A bee is curled up in an Appendaged Waterleaf (Hydrophyllum appendiculatum) blossom...and just above the flower, a tiny weevil is scoping out the area.
This clump of Appendaged Waterleaf was in the shadows behind the first patch I saw. I noticed the same type of bee was hanging out in the blossom, but another species of weevil was crawling around on the blossom. It was larger and darker than the little yellow-striped weevil I had just seen on the first blossom.
The warm evening sun highlighted this bee as he readied himself for the night. Male bees often do not return to the hive in the evening, spending the night in the protection of a flower blossom instead.
...let's zoom in on this furry little beast (although, if he is a male drone, he's not much of a beast because drones don't have stingers!). I love those little balls of pollen sticking to his legs...
...up pops Mr. Weevil! His super long "nose" or snout is called a rostrum (Latin for beak) and is really a downward curved extension of the head that ends in saw-like mouthparts that can bore into nuts, fruit, plants, etc. Notice how his antenna are located halfway down the rostrum (strange and cool...).
...not the greatest photo, but it does show his pattern and coloration. He's black with yellow or yellowish-green stripes and tiny dots and dents. According to my National Audubon Society's "Field Guid to Insects & Spiders," pg 612, snout beetles and weevils (family Curculionidae) are "hard-bodied beetles" that make up the largest family of insects, coming in at 40,000 species worldwide and 2,500 species in North America (now I don't feel so badly not know what species this guy is).
Appendage Waterleaf blossoms are busy places in the evening!
Most weevils are plant specific, e.g., "Acorn Weevils" feed on acorns and lay their eggs inside an acorn. The infamous "Boll Weevil" feeds on cotton bolls and lays eggs in the boll, destroying the crop.
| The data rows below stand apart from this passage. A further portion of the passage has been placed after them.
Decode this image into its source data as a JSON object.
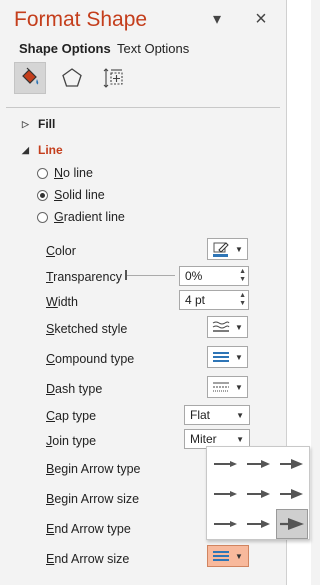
{
  "pane": {
    "title": "Format Shape",
    "close_icon": "×",
    "menu_icon": "▾"
  },
  "tabs": [
    {
      "label": "Shape Options",
      "active": true
    },
    {
      "label": "Text Options",
      "active": false
    }
  ],
  "icons": [
    "fill-line-icon",
    "effects-pentagon-icon",
    "size-properties-icon"
  ],
  "sections": {
    "fill": "Fill",
    "line": "Line"
  },
  "line_options": [
    {
      "label": "No line",
      "selected": false
    },
    {
      "label": "Solid line",
      "selected": true
    },
    {
      "label": "Gradient line",
      "selected": false
    }
  ],
  "props": {
    "color": "Color",
    "transparency": "Transparency",
    "transparency_value": "0%",
    "width": "Width",
    "width_value": "4 pt",
    "sketched": "Sketched style",
    "compound": "Compound type",
    "dash": "Dash type",
    "cap": "Cap type",
    "cap_value": "Flat",
    "join": "Join type",
    "join_value": "Miter",
    "begin_type": "Begin Arrow type",
    "begin_size": "Begin Arrow size",
    "end_type": "End Arrow type",
    "end_size": "End Arrow size"
  },
  "colors": {
    "title": "#c43e1c",
    "accent_blue": "#2e75b6",
    "highlight": "#f8b99c"
  },
  "arrow_size_grid_selected": 9
}
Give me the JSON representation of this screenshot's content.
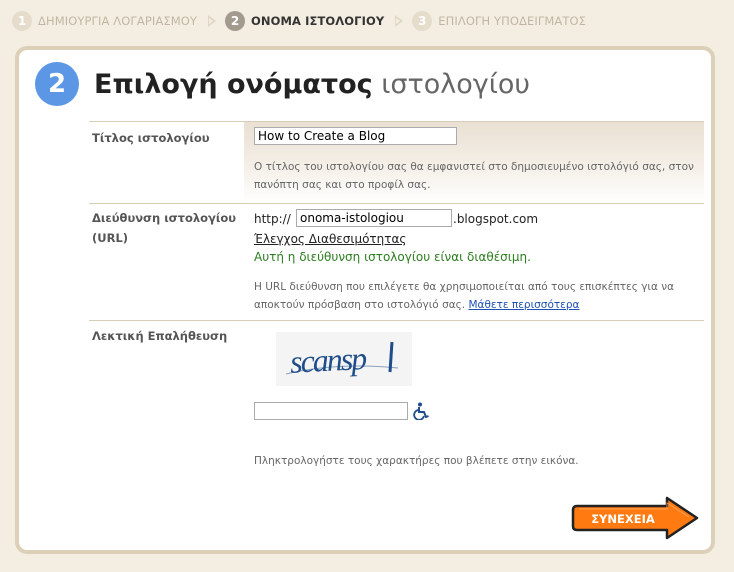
{
  "steps": [
    {
      "num": "1",
      "label": "ΔΗΜΙΟΥΡΓΙΑ ΛΟΓΑΡΙΑΣΜΟΥ"
    },
    {
      "num": "2",
      "label": "ΟΝΟΜΑ ΙΣΤΟΛΟΓΙΟΥ"
    },
    {
      "num": "3",
      "label": "ΕΠΙΛΟΓΗ ΥΠΟΔΕΙΓΜΑΤΟΣ"
    }
  ],
  "heading": {
    "num": "2",
    "title_bold": "Επιλογή ονόματος",
    "title_light": "ιστολογίου"
  },
  "blog_title": {
    "label": "Τίτλος ιστολογίου",
    "value": "How to Create a Blog",
    "help_line1": "Ο τίτλος του ιστολογίου σας θα εμφανιστεί στο δημοσιευμένο ιστολόγιό σας, στον",
    "help_line2": "πανόπτη σας και στο προφίλ σας."
  },
  "blog_url": {
    "label_line1": "Διεύθυνση ιστολογίου",
    "label_line2": "(URL)",
    "prefix": "http://",
    "value": "onoma-istologiou",
    "suffix": ".blogspot.com",
    "check_link": "Έλεγχος Διαθεσιμότητας",
    "available_msg": "Αυτή η διεύθυνση ιστολογίου είναι διαθέσιμη.",
    "help_line1": "Η URL διεύθυνση που επιλέγετε θα χρησιμοποιείται από τους επισκέπτες για να",
    "help_line2": "αποκτούν πρόσβαση στο ιστολόγιό σας.",
    "learn_more": "Μάθετε περισσότερα"
  },
  "verification": {
    "label": "Λεκτική Επαλήθευση",
    "captcha_text": "scansp",
    "input_value": "",
    "help": "Πληκτρολογήστε τους χαρακτήρες που βλέπετε στην εικόνα."
  },
  "continue_button": {
    "label": "ΣΥΝΕΧΕΙΑ"
  },
  "colors": {
    "accent_blue": "#5c97e6",
    "button_orange": "#ff7a10",
    "available_green": "#2e7d22",
    "link_blue": "#1e50b4"
  },
  "icons": [
    "wheelchair-accessibility-icon",
    "arrow-right-icon"
  ]
}
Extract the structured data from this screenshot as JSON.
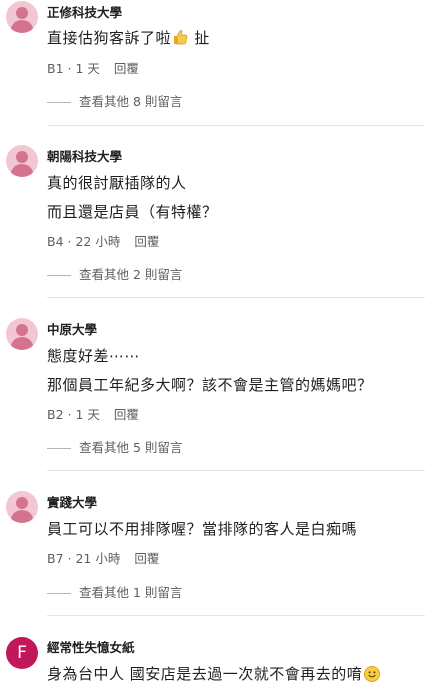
{
  "comments": [
    {
      "author": "正修科技大學",
      "lines": [
        "直接估狗客訴了啦",
        "扯"
      ],
      "floor": "B1",
      "time": "1 天",
      "reply_label": "回覆",
      "more_replies": "查看其他 8 則留言"
    },
    {
      "author": "朝陽科技大學",
      "lines": [
        "真的很討厭插隊的人",
        "而且還是店員（有特權？"
      ],
      "floor": "B4",
      "time": "22 小時",
      "reply_label": "回覆",
      "more_replies": "查看其他 2 則留言"
    },
    {
      "author": "中原大學",
      "lines": [
        "態度好差⋯⋯",
        "那個員工年紀多大啊？該不會是主管的媽媽吧？"
      ],
      "floor": "B2",
      "time": "1 天",
      "reply_label": "回覆",
      "more_replies": "查看其他 5 則留言"
    },
    {
      "author": "實踐大學",
      "lines": [
        "員工可以不用排隊喔？當排隊的客人是白痴嗎"
      ],
      "floor": "B7",
      "time": "21 小時",
      "reply_label": "回覆",
      "more_replies": "查看其他 1 則留言"
    },
    {
      "author": "經常性失憶女紙",
      "avatar_letter": "F",
      "lines": [
        "身為台中人 國安店是去過一次就不會再去的唷"
      ]
    }
  ],
  "meta_separator": " · ",
  "icons": {
    "avatar": "pink-person-avatar-icon",
    "thumbs_up": "thumbs-up-emoji-icon",
    "smile": "smile-emoji-icon"
  },
  "colors": {
    "avatar_bg": "#f2c6d3",
    "avatar_fg": "#d3738f",
    "letter_avatar_bg": "#c2185b",
    "meta_text": "#606060"
  }
}
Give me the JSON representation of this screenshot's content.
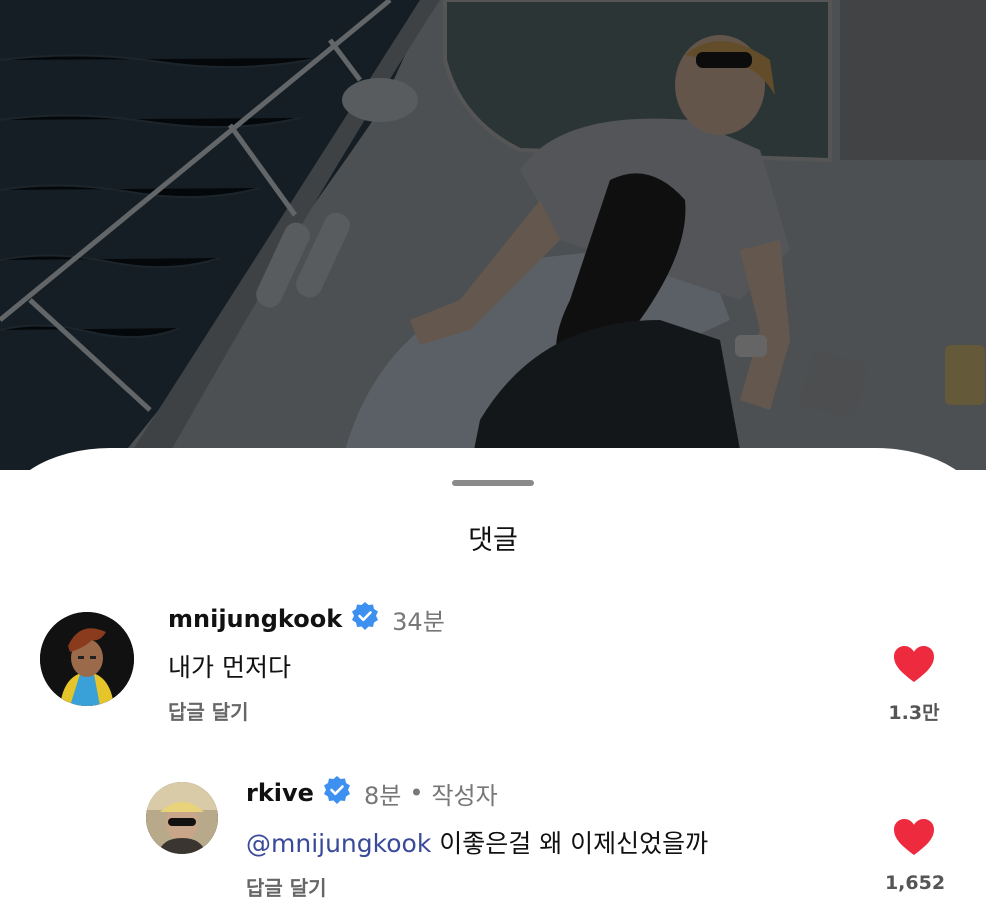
{
  "sheet": {
    "title": "댓글"
  },
  "comments": [
    {
      "username": "mnijungkook",
      "time": "34분",
      "text": "내가 먼저다",
      "reply_label": "답글 달기",
      "likes": "1.3만",
      "verified": true
    },
    {
      "username": "rkive",
      "time": "8분",
      "separator": "•",
      "author_tag": "작성자",
      "mention": "@mnijungkook",
      "text": "이좋은걸 왜 이제신었을까",
      "reply_label": "답글 달기",
      "likes": "1,652",
      "verified": true
    }
  ],
  "colors": {
    "heart": "#ee2a3f",
    "verified": "#3d8ff0",
    "mention": "#3a4a9a"
  }
}
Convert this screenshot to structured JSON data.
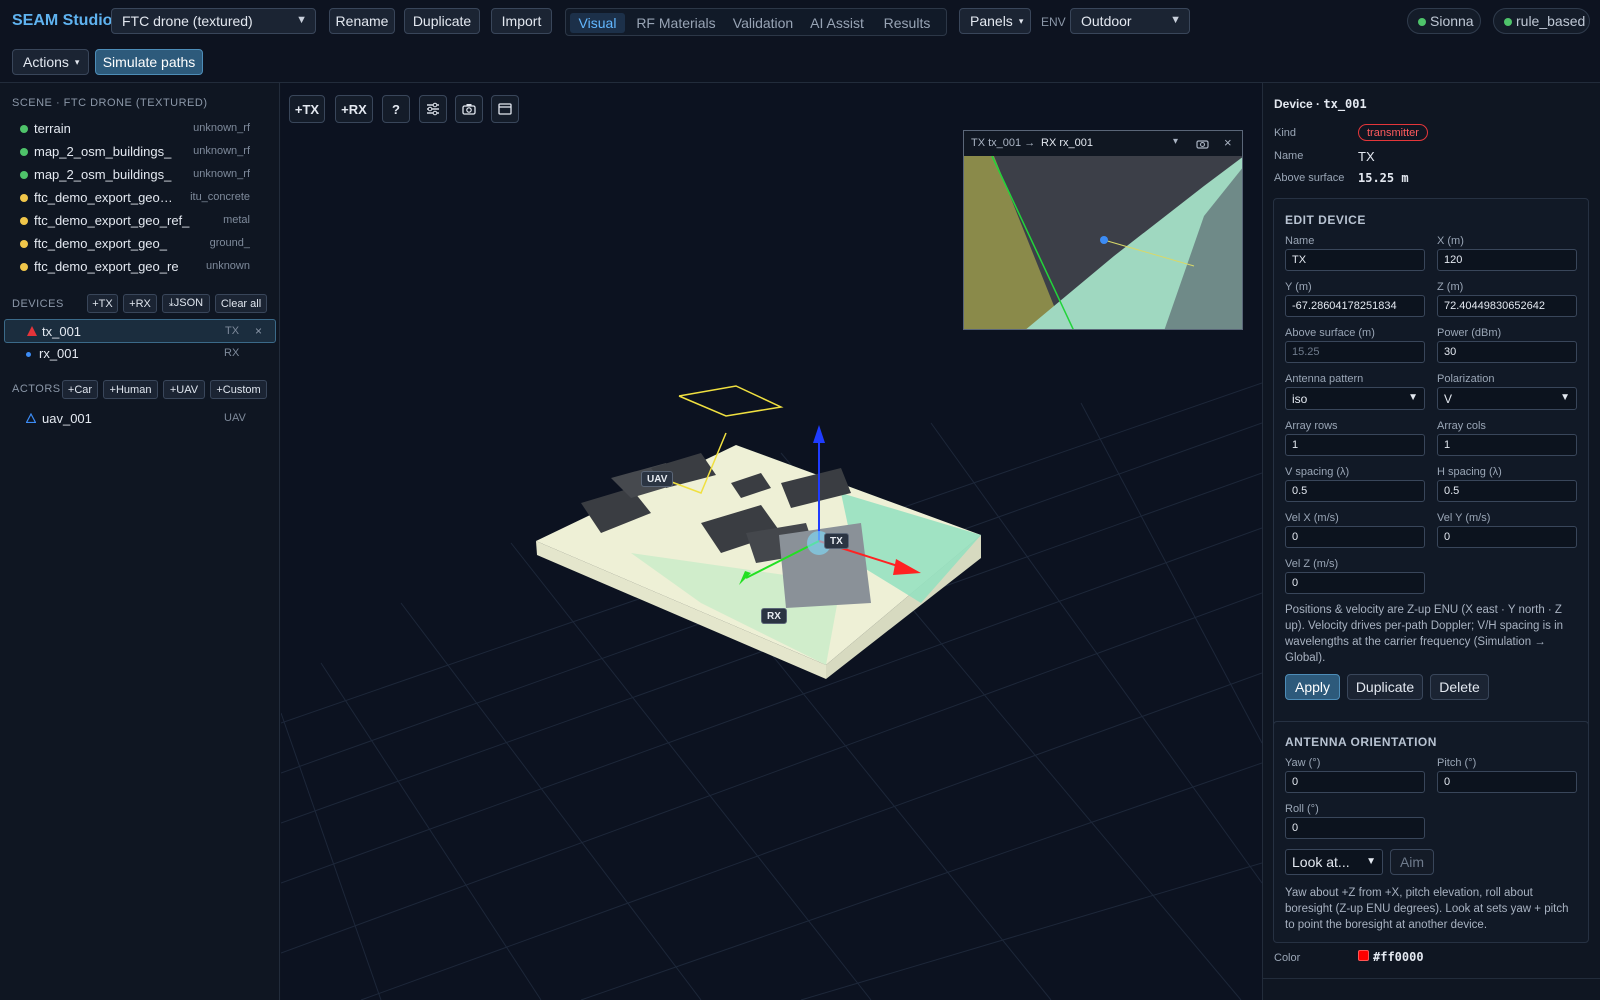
{
  "app": {
    "brand": "SEAM Studio",
    "scene_select": "FTC drone (textured)",
    "rename": "Rename",
    "duplicate": "Duplicate",
    "import": "Import",
    "tabs": [
      "Visual",
      "RF Materials",
      "Validation",
      "AI Assist",
      "Results"
    ],
    "panels": "Panels",
    "env_label": "ENV",
    "env_value": "Outdoor",
    "status_pills": [
      "Sionna",
      "rule_based"
    ],
    "actions": "Actions",
    "simulate": "Simulate paths"
  },
  "scene": {
    "title": "SCENE · FTC DRONE (TEXTURED)",
    "items": [
      {
        "name": "terrain",
        "tag": "unknown_rf",
        "color": "#4ec36a"
      },
      {
        "name": "map_2_osm_buildings_",
        "tag": "unknown_rf",
        "color": "#4ec36a"
      },
      {
        "name": "map_2_osm_buildings_",
        "tag": "unknown_rf",
        "color": "#4ec36a"
      },
      {
        "name": "ftc_demo_export_geo_ref",
        "tag": "itu_concrete",
        "color": "#f0c64a"
      },
      {
        "name": "ftc_demo_export_geo_ref_",
        "tag": "metal",
        "color": "#f0c64a"
      },
      {
        "name": "ftc_demo_export_geo_",
        "tag": "ground_",
        "color": "#f0c64a"
      },
      {
        "name": "ftc_demo_export_geo_re",
        "tag": "unknown",
        "color": "#f0c64a"
      }
    ]
  },
  "devices": {
    "title": "DEVICES",
    "buttons": [
      "+TX",
      "+RX",
      "⤓JSON",
      "Clear all"
    ],
    "items": [
      {
        "name": "tx_001",
        "kind": "TX"
      },
      {
        "name": "rx_001",
        "kind": "RX"
      }
    ],
    "remove": "×"
  },
  "actors": {
    "title": "ACTORS",
    "buttons": [
      "+Car",
      "+Human",
      "+UAV",
      "+Custom"
    ],
    "items": [
      {
        "name": "uav_001",
        "kind": "UAV"
      }
    ]
  },
  "viewport": {
    "toolbar": [
      "+TX",
      "+RX",
      "?"
    ],
    "labels": {
      "uav": "UAV",
      "tx": "TX",
      "rx": "RX"
    },
    "inset": {
      "tx": "TX tx_001 →",
      "rx": "RX rx_001",
      "close": "×"
    }
  },
  "device_panel": {
    "title_prefix": "Device ·",
    "title_id": "tx_001",
    "kind_label": "Kind",
    "kind_value": "transmitter",
    "name_label": "Name",
    "name_value": "TX",
    "above_label": "Above surface",
    "above_value": "15.25 m",
    "edit": {
      "title": "EDIT DEVICE",
      "name_label": "Name",
      "name": "TX",
      "x_label": "X (m)",
      "x": "120",
      "y_label": "Y (m)",
      "y": "-67.28604178251834",
      "z_label": "Z (m)",
      "z": "72.40449830652642",
      "above_label": "Above surface (m)",
      "above": "15.25",
      "power_label": "Power (dBm)",
      "power": "30",
      "pattern_label": "Antenna pattern",
      "pattern": "iso",
      "pol_label": "Polarization",
      "pol": "V",
      "rows_label": "Array rows",
      "rows": "1",
      "cols_label": "Array cols",
      "cols": "1",
      "vsp_label": "V spacing (λ)",
      "vsp": "0.5",
      "hsp_label": "H spacing (λ)",
      "hsp": "0.5",
      "velx_label": "Vel X (m/s)",
      "velx": "0",
      "vely_label": "Vel Y (m/s)",
      "vely": "0",
      "velz_label": "Vel Z (m/s)",
      "velz": "0",
      "note": "Positions & velocity are Z-up ENU (X east · Y north · Z up). Velocity drives per-path Doppler; V/H spacing is in wavelengths at the carrier frequency (Simulation → Global).",
      "apply": "Apply",
      "duplicate": "Duplicate",
      "delete": "Delete"
    },
    "orient": {
      "title": "ANTENNA ORIENTATION",
      "yaw_label": "Yaw (°)",
      "yaw": "0",
      "pitch_label": "Pitch (°)",
      "pitch": "0",
      "roll_label": "Roll (°)",
      "roll": "0",
      "lookat": "Look at...",
      "aim": "Aim",
      "note": "Yaw about +Z from +X, pitch elevation, roll about boresight (Z-up ENU degrees). Look at sets yaw + pitch to point the boresight at another device."
    },
    "color_label": "Color",
    "color_value": "#ff0000"
  }
}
Here is a video from National Geographic that shows an Acorn Weevil busy at work: